Two-day training course on neutron spectra unfolding, April 78, 2006, Cape Town, South Africa. Contact: Burkhard Wiegel, PTB, email Burkhard.Wiegel@ptb.de or http://www.ptb.de/utc2006/.

June 2006

ANS Annual Meeting, A Brilliant Future: Nexus of Public Support in Nuclear Technology, June 48, 2006, Reno, Nevada.  Contact: http://www.ans.org/meetings/index.cgi?c=n.

MCNPX Introductory Workshop, June 1216, 2006, Santa Fe, NM. Contact: Bill Hamilton (phone 806-928-6021, email bill@mcnpxworkshops.com, url http://mcnpxworkshops.com/).

EXRS 2006European Conference on X-Ray Spectrometry, June 1923, 2006, Paris, France.
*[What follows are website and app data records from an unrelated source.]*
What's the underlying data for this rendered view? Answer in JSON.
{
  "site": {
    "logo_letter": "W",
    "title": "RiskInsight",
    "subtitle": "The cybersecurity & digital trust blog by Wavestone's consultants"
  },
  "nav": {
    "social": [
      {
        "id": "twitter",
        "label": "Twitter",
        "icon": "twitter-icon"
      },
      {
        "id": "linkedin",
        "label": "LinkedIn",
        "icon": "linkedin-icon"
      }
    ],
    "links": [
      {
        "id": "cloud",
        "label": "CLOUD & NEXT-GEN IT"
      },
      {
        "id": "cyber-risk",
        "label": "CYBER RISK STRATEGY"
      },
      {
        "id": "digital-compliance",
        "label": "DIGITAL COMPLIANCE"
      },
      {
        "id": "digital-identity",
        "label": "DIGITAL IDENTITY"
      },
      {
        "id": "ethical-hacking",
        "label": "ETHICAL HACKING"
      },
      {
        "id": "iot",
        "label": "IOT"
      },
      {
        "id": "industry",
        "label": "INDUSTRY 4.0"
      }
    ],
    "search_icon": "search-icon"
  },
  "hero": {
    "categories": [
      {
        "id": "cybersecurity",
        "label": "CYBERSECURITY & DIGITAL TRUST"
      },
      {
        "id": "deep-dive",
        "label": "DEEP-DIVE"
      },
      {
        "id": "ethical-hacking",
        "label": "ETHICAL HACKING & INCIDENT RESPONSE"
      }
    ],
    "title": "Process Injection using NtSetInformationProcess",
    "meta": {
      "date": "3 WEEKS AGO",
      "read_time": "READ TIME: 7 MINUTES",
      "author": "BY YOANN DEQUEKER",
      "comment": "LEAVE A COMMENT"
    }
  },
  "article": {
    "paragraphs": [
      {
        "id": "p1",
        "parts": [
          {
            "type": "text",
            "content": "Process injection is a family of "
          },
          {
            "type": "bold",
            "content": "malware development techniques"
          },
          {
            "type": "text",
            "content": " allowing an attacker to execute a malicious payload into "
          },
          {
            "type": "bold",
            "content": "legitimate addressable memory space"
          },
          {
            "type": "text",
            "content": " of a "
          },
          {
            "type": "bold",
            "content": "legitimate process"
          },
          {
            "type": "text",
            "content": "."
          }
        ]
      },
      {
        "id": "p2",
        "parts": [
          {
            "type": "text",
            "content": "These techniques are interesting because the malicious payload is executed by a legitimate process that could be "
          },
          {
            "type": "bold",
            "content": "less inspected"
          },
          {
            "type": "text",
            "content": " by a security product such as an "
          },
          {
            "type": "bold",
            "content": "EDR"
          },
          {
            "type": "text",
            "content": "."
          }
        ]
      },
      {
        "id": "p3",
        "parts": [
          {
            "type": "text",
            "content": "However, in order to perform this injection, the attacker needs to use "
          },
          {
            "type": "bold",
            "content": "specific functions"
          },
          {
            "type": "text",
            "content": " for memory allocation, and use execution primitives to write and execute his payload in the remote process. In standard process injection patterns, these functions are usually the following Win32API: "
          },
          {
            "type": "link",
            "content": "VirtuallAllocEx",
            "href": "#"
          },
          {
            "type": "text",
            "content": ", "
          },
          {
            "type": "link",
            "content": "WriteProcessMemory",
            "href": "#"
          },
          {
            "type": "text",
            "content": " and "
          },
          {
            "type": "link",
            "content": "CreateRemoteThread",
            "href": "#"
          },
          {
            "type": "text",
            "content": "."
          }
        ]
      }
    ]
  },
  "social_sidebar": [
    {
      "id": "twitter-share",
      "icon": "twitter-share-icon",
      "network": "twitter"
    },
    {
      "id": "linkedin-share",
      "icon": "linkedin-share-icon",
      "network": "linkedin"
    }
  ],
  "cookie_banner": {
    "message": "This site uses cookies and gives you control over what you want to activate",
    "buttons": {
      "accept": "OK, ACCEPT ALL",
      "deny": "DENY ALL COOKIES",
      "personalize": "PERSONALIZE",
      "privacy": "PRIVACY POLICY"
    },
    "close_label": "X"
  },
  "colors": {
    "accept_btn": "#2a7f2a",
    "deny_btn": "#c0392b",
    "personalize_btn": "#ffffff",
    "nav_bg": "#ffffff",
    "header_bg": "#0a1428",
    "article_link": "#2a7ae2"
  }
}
Contact: exrs2006@cea.fr, http://www.nucleide.org/exrs2006/.

September 2006

PHYSOR-2006, Advances in Nuclear Analysis and Simulation, Sept. 1014, 2006, Vancouver, BC, Canada. Contact: Ken Kozier, Technical Program Co-Chair, Atomic Energy of Canada Limited (AECL), Chalk River Laboratories, Chalk River, Ontario, Canada K0J 1J0 (Phone: +1-613-584-8811 + ext.5059, email: physor2006@aecl.ca, web http://www.cns-snc.ca/physor2006/).

November 2006

ANS Winter Meeting and Nuclear Technology Expo, Securing the Future in Times of Change, Nov. 1216, 2006, Albuquerque, NM. Contact: http://www.ans.org/meetings/index.cgi?c=n.

September 2007

ICENES2007, Istanbul. Contact: http://www.icenes2007.org/